Observe Paul’s defense in these lines:
- “For his letters,” they say, “are weighty and powerful, but his bodily presence is weak, and his speech contemptible.” 2 Corinthians x.10 NLT
- ‘But I don’t think I am inferior to these “super apostles.”‘ xi.5
- “I may not be a trained speaker, but I know what I am talking about.” xi.6
- “… for I am not at all inferior to these ‘super apostles,’ even though I am nothing at all.” xii.11.
- “I will give you all the proof you want that Christ speaks through me.” xiii.3
Notice how Paul mentioned twice in this epistle that he was not at all inferior to some leaders whom the Corinthians considered as ‘super apostles.’ Paul’s courage and confidence in God’s call upon his life kept him strong. He wasn’t discouraged by the wayward assessment of some of his own friends.
We are reminded of what Yahweh said to prophet Samuel when he went to Jesse’s house to anoint a new king of Israel. Samuel thought that the eldest and tallest of the sons of Jesse was God’s choice for Israel. That’s when God said, “Do not look at his appearance or at the height of his stature, because I have refused him.
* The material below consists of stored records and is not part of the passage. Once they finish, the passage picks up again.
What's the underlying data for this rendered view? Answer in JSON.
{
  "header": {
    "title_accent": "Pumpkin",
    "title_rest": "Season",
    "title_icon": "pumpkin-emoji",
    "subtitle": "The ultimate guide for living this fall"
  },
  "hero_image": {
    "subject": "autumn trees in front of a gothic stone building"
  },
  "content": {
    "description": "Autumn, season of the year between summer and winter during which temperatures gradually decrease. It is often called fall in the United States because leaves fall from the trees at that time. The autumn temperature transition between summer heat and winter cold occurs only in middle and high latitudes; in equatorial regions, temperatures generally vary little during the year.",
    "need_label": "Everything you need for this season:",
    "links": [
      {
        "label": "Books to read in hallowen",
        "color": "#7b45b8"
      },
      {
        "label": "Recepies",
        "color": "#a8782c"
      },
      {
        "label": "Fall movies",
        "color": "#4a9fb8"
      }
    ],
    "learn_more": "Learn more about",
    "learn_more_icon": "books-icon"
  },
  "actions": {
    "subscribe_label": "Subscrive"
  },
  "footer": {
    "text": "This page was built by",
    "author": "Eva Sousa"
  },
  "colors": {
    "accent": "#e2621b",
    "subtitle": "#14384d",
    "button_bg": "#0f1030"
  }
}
For the Lord does not see as man sees; for man looks at the outward appearance, but the LORD looks at the heart.” (1 Samuel xvi.7)
Are we guilty of judging fellow Christians and ministers on the basis of external factors? Just because some do things differently and use unconventional methods, how can we ‘disapprove’ of their ministry? Are not our judgments way below the standards of God’s righteous assessment of His servants?
What is despised now may turn out to be far greater and significant in the years to come. Regardless of what the early Corinthian Christians thought of Paul’s stature, he stands tall in Christian history as one of the greatest apostles of Christ. Let’s try to learn God’s ways and look at other people through His eyes.